----- Data records
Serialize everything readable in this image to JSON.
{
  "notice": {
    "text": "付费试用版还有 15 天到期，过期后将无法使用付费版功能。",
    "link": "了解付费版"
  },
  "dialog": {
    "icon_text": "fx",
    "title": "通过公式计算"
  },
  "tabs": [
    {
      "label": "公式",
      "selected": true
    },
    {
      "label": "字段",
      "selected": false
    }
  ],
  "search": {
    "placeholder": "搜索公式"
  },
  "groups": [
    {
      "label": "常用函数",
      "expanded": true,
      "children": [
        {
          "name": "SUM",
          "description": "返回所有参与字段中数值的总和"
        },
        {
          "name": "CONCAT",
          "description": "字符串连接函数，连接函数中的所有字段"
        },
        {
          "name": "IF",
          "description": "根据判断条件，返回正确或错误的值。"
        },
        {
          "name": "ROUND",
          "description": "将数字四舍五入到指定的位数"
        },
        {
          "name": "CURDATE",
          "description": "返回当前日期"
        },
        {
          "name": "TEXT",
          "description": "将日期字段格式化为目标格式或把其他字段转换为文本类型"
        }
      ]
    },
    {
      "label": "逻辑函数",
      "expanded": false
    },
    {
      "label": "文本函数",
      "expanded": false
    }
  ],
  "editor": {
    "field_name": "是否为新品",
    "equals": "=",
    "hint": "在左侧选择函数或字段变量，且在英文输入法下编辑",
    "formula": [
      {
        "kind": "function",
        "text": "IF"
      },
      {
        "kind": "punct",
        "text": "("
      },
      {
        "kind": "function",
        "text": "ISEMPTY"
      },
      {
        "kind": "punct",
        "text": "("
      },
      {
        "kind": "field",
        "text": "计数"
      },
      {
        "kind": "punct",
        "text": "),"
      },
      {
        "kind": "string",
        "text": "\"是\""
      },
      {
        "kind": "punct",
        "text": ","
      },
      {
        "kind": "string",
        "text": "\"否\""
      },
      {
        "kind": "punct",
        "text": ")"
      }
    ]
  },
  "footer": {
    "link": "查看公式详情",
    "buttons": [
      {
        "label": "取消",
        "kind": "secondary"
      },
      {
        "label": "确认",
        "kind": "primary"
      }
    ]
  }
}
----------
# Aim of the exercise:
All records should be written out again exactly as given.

# Solution for this task:
Serialize everything readable in this image to JSON.
{
  "notice": {
    "text": "付费试用版还有 15 天到期，过期后将无法使用付费版功能。",
    "link": "了解付费版"
  },
  "dialog": {
    "icon_text": "fx",
    "title": "通过公式计算"
  },
  "tabs": [
    {
      "label": "公式",
      "selected": true
    },
    {
      "label": "字段",
      "selected": false
    }
  ],
  "search": {
    "placeholder": "搜索公式"
  },
  "groups": [
    {
      "label": "常用函数",
      "expanded": true,
      "children": [
        {
          "name": "SUM",
          "description": "返回所有参与字段中数值的总和"
        },
        {
          "name": "CONCAT",
          "description": "字符串连接函数，连接函数中的所有字段"
        },
        {
          "name": "IF",
          "description": "根据判断条件，返回正确或错误的值。"
        },
        {
          "name": "ROUND",
          "description": "将数字四舍五入到指定的位数"
        },
        {
          "name": "CURDATE",
          "description": "返回当前日期"
        },
        {
          "name": "TEXT",
          "description": "将日期字段格式化为目标格式或把其他字段转换为文本类型"
        }
      ]
    },
    {
      "label": "逻辑函数",
      "expanded": false
    },
    {
      "label": "文本函数",
      "expanded": false
    }
  ],
  "editor": {
    "field_name": "是否为新品",
    "equals": "=",
    "hint": "在左侧选择函数或字段变量，且在英文输入法下编辑",
    "formula": [
      {
        "kind": "function",
        "text": "IF"
      },
      {
        "kind": "punct",
        "text": "("
      },
      {
        "kind": "function",
        "text": "ISEMPTY"
      },
      {
        "kind": "punct",
        "text": "("
      },
      {
        "kind": "field",
        "text": "计数"
      },
      {
        "kind": "punct",
        "text": "),"
      },
      {
        "kind": "string",
        "text": "\"是\""
      },
      {
        "kind": "punct",
        "text": ","
      },
      {
        "kind": "string",
        "text": "\"否\""
      },
      {
        "kind": "punct",
        "text": ")"
      }
    ]
  },
  "footer": {
    "link": "查看公式详情",
    "buttons": [
      {
        "label": "取消",
        "kind": "secondary"
      },
      {
        "label": "确认",
        "kind": "primary"
      }
    ]
  }
}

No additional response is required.